The party included pizza and a live show from “Nature Nick,” an exotic animal entertainer. “This is the first year we are doing this for the Girl Scouts. They were a great audience, hopefully we will be back to do another show again for 2013” said licensed animal handler Nick Jacinto, who trains rescued zoo animals.
Although there was no denying the animal entertainment, food, and light show were much enjoyed, these girls never lost sight of what mattered most during the Holidays. Scout member Isabella Licati, from Troop 764 spoke for the entire Scouts when she said, “the best part of it all is getting to help other people.” If you haven’t already, take a drive through the Holiday Light Show; it’ll put you in the Holiday spirit while helping someone in need.
Cinematography by Jonathan Kudzmas
I interviewed Hofstra University students living in Estabrook and Vander Poel after revealing some unknown recent renovations to Hofstra Dorms. While a full renovation is still fully desired, students reactions were more understanding of Hofstra faculties’ efforts to creating the best living environment.
part 4 of 4. Check out other posts on the topic: Hofstra dorming: the ongoing renovation process, A personal perspective of dorming conditions, and Dorm quality starts with maintenance, but how trustworthy are they?
Vice President of Students Affairs, Sandy Johnson and Vice President of Facilities and Operations, Joseph Barkwill, meet with me to discuss what goes behind Hofstra’s renovations.
Molding, leaking, and decaying, oh my! These are some of the problems Hofstra University students who live in the towers Vander Poel and Estabrook have. With a good portion of tuition allocated for rooming, some students are unhappy with their current living conditions. Good news students! Hofstra has heard your complaints and is doing all they can to address the problems.
“Our belief is to remain in a state of positive restlessness,” said Vice President of Student Affairs Sandra Johnson. “What we are doing to improve is good, but there is always room for more improvements.”
What exactly are these improvements? Hofstra is currently two years underway into their three year plan to renovate all six towers. The time it takes to completely renovate each building allow Hofstra to manage only two per Summer.
“Literally the day after commencement we start taking apart the buildings” said Vice President of Facilities and Operations Joseph Barkwill.
Summer classes and activities hinder their ability to renovate them at once because they must keep a good portion of the dorms available. Vander Poel and Estabrook are the last two buildings scheduled for renovation this upcoming Summer.
Each renovation includes new furniture, flooring, blinds, fire alarm system, security system, HVAC units, and a complete painting. This comes with a price tag of 1.4 million dollars for each tower.
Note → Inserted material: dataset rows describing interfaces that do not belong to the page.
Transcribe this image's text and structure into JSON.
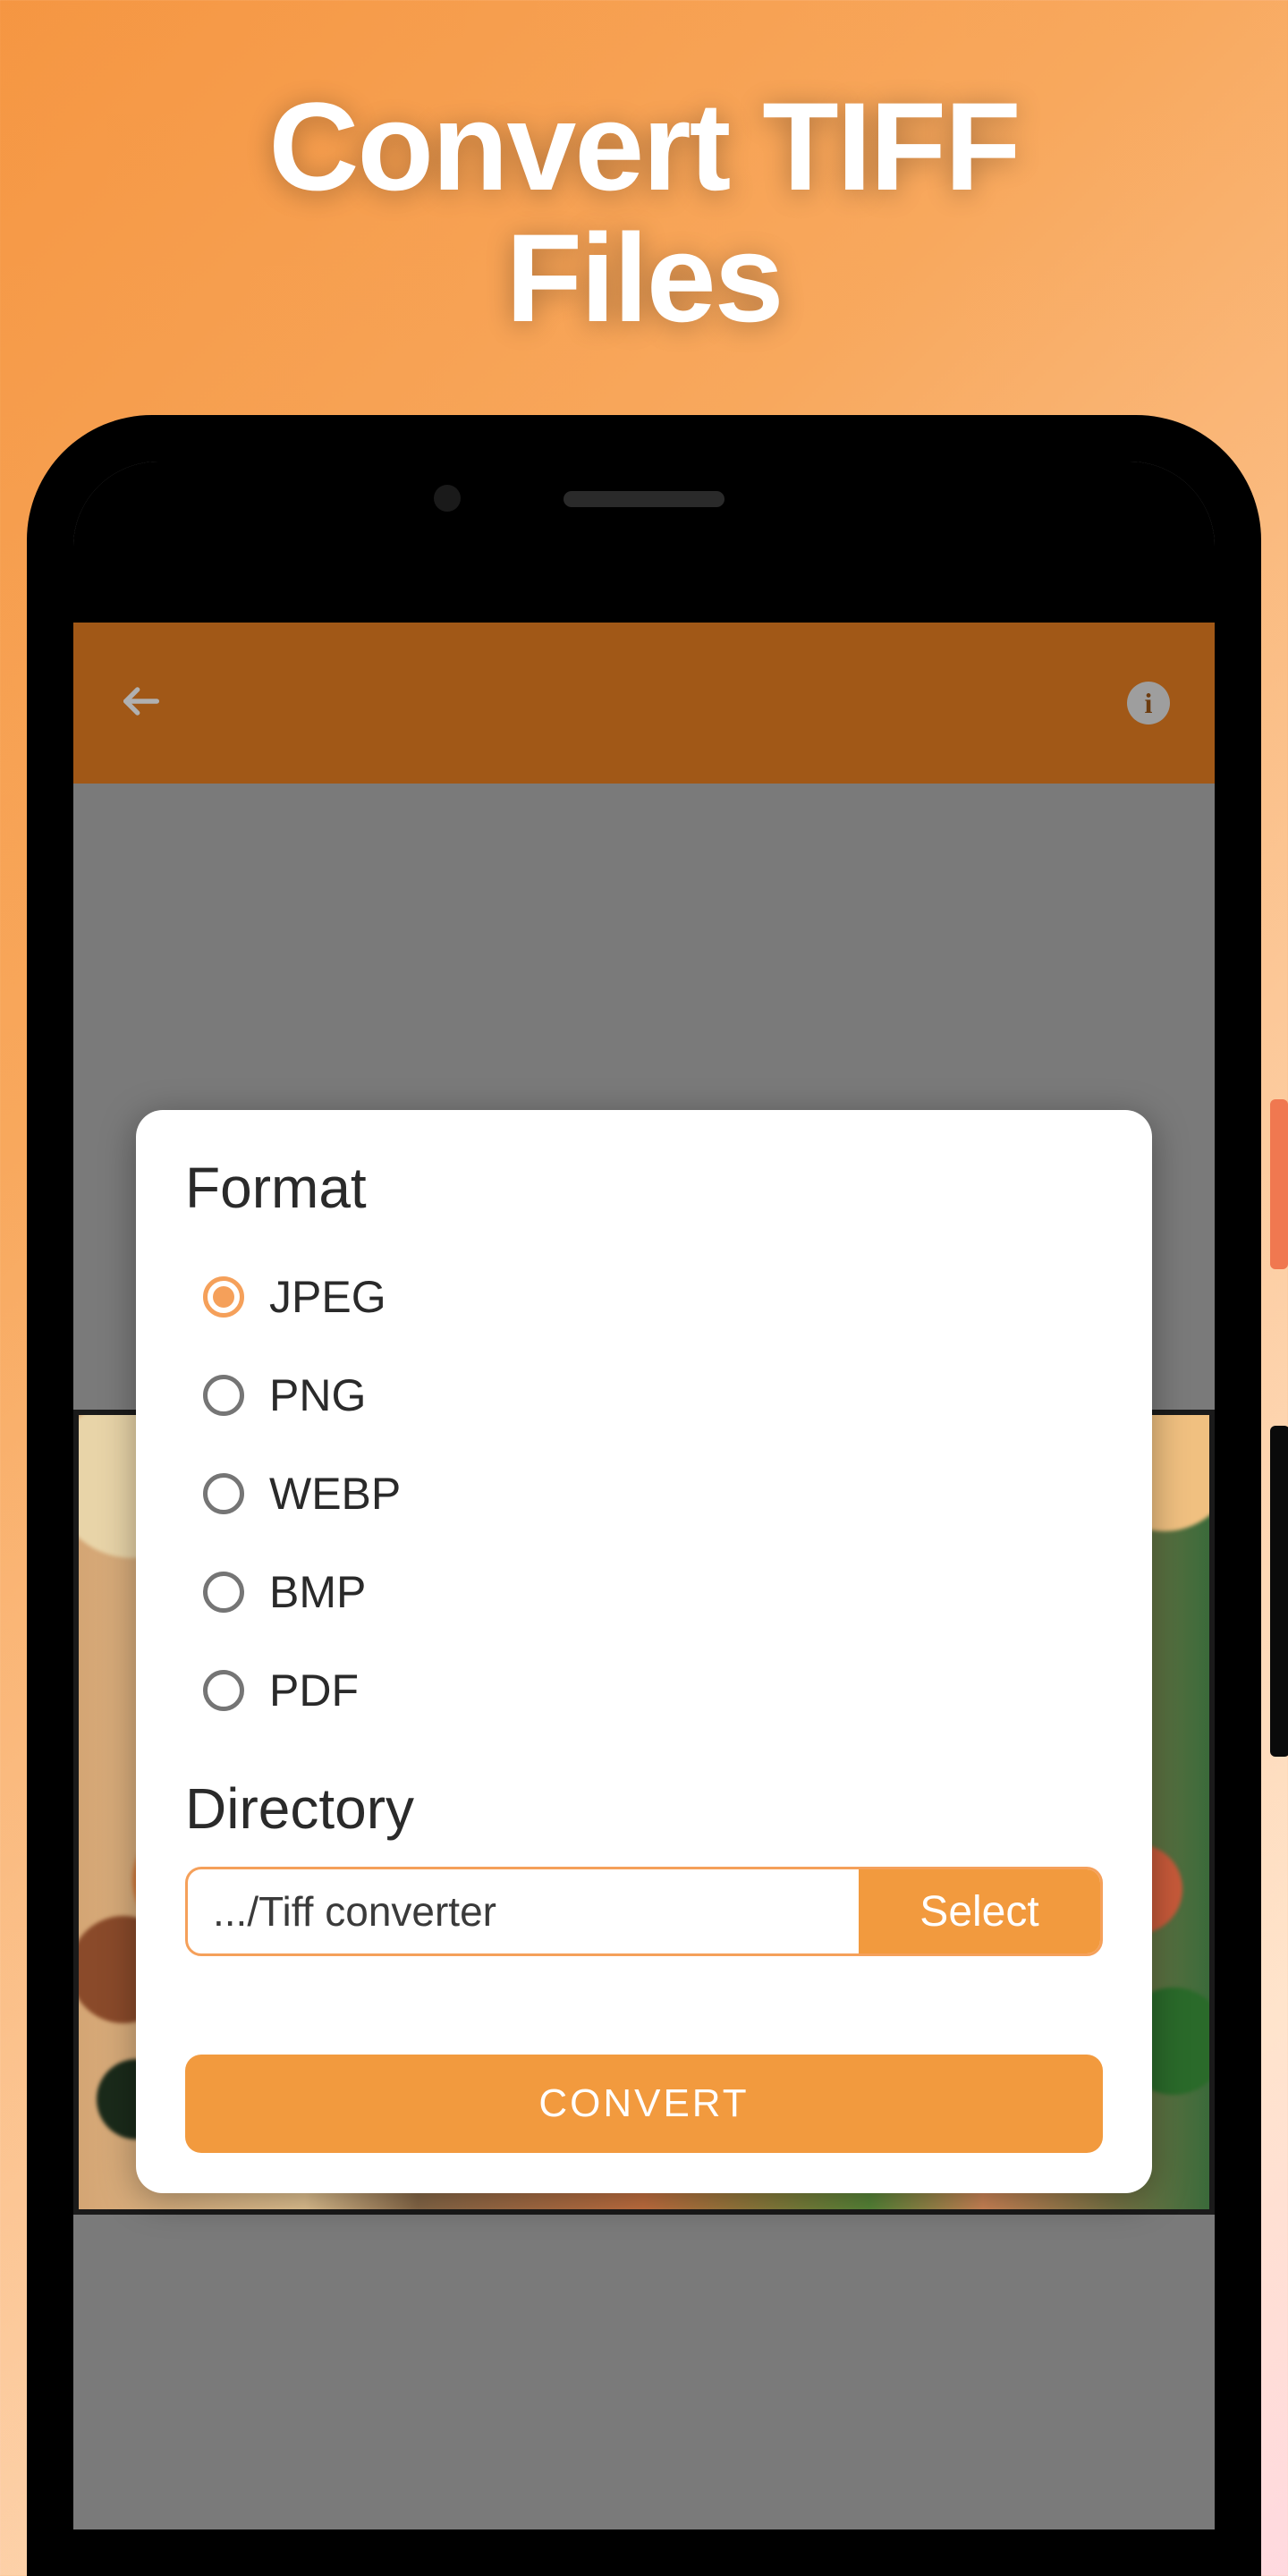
{
  "promo": {
    "title_line1": "Convert TIFF",
    "title_line2": "Files"
  },
  "appbar": {
    "back": "back",
    "info": "i"
  },
  "dialog": {
    "format_title": "Format",
    "formats": [
      {
        "label": "JPEG",
        "checked": true
      },
      {
        "label": "PNG",
        "checked": false
      },
      {
        "label": "WEBP",
        "checked": false
      },
      {
        "label": "BMP",
        "checked": false
      },
      {
        "label": "PDF",
        "checked": false
      }
    ],
    "directory_title": "Directory",
    "directory_path": ".../Tiff converter",
    "select_label": "Select",
    "convert_label": "CONVERT"
  }
}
The towers will also receive new windows which equals an additional 4.5 million dollars for all six.
Students who live in the two unrenovated towers may feel frustrated with current room problems there are things they can do prior to renovation. By using the Hofstra Portal, a work order can be put in to public safety who will respond and fix the problem in a timely manner.
To some students, having perfect dorm quality seems that it should be an unquestionable priority but there is a much more complicated process behind it all. Plans for improvements are always underway, ranging from a two to five year planning process.
Johnson describes the altercations to Hofstra facilities as “constant, you never stop. Students dictate what changes they want to see and we listen.” Through the data they find in work orders, the results of the Quality of Life Survey, and any other suggestions they receive, Student Affairs works within the realms of their time and budget to offer the best solutions to Hofstra students.
Infographic created by Jennifer Sekyi
part 3 of 4. Check out other posts on the topic: Hofstra students unaware yet appreciative of simple dorm renovations, A personal perspective of dorming conditions, and Dorm quality starts with maintenance, but how trustworthy are they?